- _PROBLEM_
Look through the entries below and show every line containing the word "sideboard".

- _STUDY MATERIAL_

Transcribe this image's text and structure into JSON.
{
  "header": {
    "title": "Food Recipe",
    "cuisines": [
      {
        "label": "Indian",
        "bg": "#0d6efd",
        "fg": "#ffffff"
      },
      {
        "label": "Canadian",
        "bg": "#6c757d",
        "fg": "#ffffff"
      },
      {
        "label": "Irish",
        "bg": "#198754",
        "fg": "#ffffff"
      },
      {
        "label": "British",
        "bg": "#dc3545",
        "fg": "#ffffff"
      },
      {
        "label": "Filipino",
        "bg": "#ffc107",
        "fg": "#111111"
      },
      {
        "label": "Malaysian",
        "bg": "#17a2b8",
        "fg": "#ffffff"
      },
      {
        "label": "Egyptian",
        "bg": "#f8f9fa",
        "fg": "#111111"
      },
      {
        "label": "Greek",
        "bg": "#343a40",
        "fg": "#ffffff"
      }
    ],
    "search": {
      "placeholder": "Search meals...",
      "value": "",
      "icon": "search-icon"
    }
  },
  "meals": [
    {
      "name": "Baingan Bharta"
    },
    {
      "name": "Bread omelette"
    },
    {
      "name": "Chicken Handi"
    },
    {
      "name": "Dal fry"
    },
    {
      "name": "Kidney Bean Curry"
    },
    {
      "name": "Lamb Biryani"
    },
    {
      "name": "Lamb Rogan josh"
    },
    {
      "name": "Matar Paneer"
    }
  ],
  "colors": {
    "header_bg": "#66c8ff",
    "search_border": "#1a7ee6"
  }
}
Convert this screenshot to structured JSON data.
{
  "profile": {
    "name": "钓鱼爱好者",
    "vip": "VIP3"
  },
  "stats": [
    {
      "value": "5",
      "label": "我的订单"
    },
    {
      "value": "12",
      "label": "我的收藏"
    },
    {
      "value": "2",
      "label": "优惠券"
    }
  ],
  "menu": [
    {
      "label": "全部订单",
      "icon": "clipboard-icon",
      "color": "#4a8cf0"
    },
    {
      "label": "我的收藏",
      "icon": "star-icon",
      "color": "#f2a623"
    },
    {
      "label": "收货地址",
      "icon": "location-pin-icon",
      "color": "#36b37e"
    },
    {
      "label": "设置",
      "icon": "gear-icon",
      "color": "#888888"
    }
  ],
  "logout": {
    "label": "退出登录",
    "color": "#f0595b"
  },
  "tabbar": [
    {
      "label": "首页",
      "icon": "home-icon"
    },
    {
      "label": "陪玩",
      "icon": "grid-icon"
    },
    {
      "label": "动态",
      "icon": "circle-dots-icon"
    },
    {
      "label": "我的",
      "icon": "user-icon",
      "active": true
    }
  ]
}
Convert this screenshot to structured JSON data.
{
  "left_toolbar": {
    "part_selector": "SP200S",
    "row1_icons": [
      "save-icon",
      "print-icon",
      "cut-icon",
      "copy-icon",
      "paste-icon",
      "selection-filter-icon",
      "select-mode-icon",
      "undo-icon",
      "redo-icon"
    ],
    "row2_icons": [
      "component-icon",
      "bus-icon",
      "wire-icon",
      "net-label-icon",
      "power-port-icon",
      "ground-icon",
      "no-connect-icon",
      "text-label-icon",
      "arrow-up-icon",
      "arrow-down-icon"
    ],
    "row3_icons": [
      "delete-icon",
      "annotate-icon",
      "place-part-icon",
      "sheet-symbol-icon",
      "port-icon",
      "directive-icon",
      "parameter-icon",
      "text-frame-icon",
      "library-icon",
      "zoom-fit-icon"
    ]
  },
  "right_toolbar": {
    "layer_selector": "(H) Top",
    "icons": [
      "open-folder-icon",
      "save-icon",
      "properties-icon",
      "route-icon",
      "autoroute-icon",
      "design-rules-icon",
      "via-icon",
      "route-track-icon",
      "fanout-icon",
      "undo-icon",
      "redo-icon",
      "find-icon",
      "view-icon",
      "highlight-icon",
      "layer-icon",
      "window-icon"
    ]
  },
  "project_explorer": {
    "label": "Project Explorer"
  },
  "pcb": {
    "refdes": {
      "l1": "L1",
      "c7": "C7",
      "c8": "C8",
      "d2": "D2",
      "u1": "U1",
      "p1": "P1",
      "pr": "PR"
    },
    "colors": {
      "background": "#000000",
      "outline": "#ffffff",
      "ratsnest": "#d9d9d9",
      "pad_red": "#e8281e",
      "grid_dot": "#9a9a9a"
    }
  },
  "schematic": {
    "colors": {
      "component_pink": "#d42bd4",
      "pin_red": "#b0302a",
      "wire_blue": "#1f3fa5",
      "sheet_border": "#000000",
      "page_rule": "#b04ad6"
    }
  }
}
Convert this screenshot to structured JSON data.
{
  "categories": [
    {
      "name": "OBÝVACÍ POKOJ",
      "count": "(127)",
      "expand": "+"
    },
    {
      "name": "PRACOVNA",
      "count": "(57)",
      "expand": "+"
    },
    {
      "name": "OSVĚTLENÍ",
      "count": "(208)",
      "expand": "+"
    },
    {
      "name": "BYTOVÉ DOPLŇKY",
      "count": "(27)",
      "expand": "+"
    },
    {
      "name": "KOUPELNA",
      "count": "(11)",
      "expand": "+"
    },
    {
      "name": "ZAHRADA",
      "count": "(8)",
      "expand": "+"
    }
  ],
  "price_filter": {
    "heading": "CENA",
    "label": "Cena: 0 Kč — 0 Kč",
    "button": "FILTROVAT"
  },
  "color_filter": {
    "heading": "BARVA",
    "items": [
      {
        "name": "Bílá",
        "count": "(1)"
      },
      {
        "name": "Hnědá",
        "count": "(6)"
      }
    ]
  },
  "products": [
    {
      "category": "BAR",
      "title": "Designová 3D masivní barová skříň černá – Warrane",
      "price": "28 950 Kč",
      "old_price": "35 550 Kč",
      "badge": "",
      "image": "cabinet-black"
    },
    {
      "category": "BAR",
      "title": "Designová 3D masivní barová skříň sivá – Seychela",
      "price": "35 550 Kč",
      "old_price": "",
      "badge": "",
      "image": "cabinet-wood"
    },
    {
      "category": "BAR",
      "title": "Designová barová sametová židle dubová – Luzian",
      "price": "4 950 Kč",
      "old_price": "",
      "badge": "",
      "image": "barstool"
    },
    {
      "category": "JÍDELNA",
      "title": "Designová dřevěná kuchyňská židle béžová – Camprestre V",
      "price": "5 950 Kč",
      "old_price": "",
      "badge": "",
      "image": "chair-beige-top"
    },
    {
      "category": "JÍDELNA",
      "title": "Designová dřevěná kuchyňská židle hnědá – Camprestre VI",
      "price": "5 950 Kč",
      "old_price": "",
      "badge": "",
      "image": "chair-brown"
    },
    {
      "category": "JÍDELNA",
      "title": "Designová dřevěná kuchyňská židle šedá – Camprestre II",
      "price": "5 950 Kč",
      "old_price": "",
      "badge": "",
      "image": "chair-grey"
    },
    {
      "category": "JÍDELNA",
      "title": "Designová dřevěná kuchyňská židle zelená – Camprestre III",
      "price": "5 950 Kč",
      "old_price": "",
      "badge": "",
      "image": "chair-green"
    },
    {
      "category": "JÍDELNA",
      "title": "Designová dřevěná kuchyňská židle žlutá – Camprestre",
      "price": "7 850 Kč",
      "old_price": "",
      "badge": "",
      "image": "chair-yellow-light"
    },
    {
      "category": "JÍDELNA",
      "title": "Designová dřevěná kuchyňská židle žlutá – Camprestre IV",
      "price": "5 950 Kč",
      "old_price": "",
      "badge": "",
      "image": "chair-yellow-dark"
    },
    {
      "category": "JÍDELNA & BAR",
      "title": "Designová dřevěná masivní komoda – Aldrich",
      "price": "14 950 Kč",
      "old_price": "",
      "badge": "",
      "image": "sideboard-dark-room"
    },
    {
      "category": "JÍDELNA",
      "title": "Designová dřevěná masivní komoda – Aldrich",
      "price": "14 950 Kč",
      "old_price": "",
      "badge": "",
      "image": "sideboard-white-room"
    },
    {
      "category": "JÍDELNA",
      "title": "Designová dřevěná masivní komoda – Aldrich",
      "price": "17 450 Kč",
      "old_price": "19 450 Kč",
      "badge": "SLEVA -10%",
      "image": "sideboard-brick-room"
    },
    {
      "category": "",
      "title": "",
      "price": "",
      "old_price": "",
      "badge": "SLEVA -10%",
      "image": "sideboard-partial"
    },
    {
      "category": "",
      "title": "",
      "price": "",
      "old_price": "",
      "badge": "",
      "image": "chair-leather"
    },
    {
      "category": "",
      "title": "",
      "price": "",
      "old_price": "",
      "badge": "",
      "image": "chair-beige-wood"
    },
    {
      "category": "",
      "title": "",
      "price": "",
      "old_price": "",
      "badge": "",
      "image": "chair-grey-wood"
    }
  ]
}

- _ANSWER SPACE_
      "image": "sideboard-dark-room"
      "image": "sideboard-white-room"
      "image": "sideboard-brick-room"
      "image": "sideboard-partial"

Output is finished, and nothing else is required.